A gripping thriller by a master of the genre, The Abominable blends historical fact with spine-tingling drama – this is one of the most chilling and unforgettable novels you will ever read.

Now…I am an absolute Everest junkie.  Actually, anything to do with high altitude mountaineering.  Combine that with a tight plotline and a bedrock rooted in actual history (albeit speculatively so), and I’m hooked.  Utterly hooked.

Can’t wait to see where this one takes me, but I’m galloping through pages at a righteous pace.  More to come.

 

– Curt

Jan 022015
 

Liquorature #065 – “The Stars My Destination”the stars my destination

 

Date:  October 24th, 2014

Host: Scott

Whisky: Mortlach Rare Old, Balblair 1989, Nikka Taketsuru 21 y.o.

 

Back to back forays into the realms of deep space.

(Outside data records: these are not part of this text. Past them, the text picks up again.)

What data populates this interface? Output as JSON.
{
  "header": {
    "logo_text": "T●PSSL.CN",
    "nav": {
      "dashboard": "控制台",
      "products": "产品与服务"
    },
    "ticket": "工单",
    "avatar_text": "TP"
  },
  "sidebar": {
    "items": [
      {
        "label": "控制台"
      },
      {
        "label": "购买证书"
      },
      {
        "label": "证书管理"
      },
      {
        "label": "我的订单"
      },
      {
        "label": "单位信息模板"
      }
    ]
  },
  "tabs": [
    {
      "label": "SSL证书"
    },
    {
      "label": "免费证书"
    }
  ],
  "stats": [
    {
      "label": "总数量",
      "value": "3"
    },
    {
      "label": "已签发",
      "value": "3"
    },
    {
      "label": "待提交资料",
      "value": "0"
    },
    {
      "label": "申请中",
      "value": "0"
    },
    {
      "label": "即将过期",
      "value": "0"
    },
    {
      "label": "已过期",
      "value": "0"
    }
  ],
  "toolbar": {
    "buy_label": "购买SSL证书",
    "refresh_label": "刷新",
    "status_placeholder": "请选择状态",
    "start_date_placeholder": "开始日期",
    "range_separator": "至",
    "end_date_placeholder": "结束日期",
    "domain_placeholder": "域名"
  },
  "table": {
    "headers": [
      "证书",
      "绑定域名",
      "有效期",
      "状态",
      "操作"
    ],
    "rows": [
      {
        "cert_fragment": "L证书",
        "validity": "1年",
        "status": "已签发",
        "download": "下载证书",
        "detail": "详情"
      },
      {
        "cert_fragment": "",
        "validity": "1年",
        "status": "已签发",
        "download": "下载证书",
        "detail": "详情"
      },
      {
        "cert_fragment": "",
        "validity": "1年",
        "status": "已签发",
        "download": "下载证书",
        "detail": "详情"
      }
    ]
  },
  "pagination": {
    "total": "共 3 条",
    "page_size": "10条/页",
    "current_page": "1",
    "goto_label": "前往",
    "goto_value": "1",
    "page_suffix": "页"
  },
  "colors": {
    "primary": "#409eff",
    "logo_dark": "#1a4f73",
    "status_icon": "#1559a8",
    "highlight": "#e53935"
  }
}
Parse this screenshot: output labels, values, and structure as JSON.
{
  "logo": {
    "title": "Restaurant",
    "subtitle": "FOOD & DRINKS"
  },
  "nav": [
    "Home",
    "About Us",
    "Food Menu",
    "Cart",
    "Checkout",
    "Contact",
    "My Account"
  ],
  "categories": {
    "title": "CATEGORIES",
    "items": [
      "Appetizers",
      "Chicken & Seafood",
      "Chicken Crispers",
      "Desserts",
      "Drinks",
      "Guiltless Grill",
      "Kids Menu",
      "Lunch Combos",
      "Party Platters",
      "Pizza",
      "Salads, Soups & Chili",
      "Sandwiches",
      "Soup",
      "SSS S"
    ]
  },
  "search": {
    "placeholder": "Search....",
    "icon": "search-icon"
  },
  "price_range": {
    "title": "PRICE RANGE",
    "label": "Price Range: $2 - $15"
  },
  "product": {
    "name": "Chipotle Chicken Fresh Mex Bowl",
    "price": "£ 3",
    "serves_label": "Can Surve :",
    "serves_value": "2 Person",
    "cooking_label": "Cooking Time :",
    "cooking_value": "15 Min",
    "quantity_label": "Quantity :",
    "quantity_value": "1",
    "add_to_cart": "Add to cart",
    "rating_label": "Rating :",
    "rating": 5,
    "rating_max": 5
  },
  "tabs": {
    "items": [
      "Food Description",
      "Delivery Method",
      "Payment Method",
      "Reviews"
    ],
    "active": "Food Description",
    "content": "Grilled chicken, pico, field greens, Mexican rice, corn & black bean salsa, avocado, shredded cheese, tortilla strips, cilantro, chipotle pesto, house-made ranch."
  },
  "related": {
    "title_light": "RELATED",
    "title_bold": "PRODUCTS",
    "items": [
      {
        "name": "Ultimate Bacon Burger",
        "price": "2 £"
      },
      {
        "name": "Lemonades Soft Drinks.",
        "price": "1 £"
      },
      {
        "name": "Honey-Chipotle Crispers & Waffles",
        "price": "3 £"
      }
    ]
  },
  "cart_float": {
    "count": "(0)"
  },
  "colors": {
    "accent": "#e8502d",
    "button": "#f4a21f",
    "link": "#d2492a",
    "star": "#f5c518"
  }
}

Sci-fi is starting to hold a little more clout with a few of us old codgers in the club who ignorantly initially mistook it for prepubescent nerd porn and summarily dismissed most of the genre out of hand. Thankfully a few of the literati in Liquorature have seen fit to force their agenda down our throats with their selections and catapult us into the stars (and the future).

Scott announced his selection just as I did, neither of aware that the other was going deep space on the crew.  So be it.  Two months in a row of escaping the third stone from the sun.  God knows with the life most of us lead we can use the ultimate escapism.  You may recall last month’s ‘Star Maker’ was about as much fun as an anesthetic-free vasectomy.  It delivered in terms of message but left us lurching to the finish line due to its incredibly dry pacing and method of delivery.  I think a few of us were somewhat reticent to pick up another book with ‘star’ in the title so soon after.

Happy to say ‘The Stars My Destination’ started off fast and immediately picked up speed.  This pseudo anarchistic dystopian romp pretty much had all of us at ‘hello’.  I think the breakneck pace and instantly imaginable characters had something to do with that, but let’s not sell short the fact that the story itself was immensely engaging and, like much good science fiction, the speculative nature and forward thinking led us all to pause for a moment and try to take ourselves back to 1957, the time of writing.

As is often the case with these sorts of tales, imaginative discussion is often lubed with a few drams of something strong and neat.  Scott picked out a few new ones for us (new to club members, that is).  Highlight for this guy had to be the Nikka Taketsuru 21, with a nose to die for.  The Balblair wasn’t far behind.  We were on relatively good behaviour, but have happily happened Ginger work through these bottles in the days since this gathering.

Great choices for this month, Buddha; drinks and book. Look forward to seeing where you take us next time.

…Having said all of that, I can’t but help feel relieved to place my feet back on terra firma (or at least adrift upon a fishing boat) with next month’s selection of “The Old Man And The Sea”.

The randoms: Blind tasting … “jaunt savant” … “need a nipple for that?” … “jaunt with Jiz” …

Until next…

 

– Curt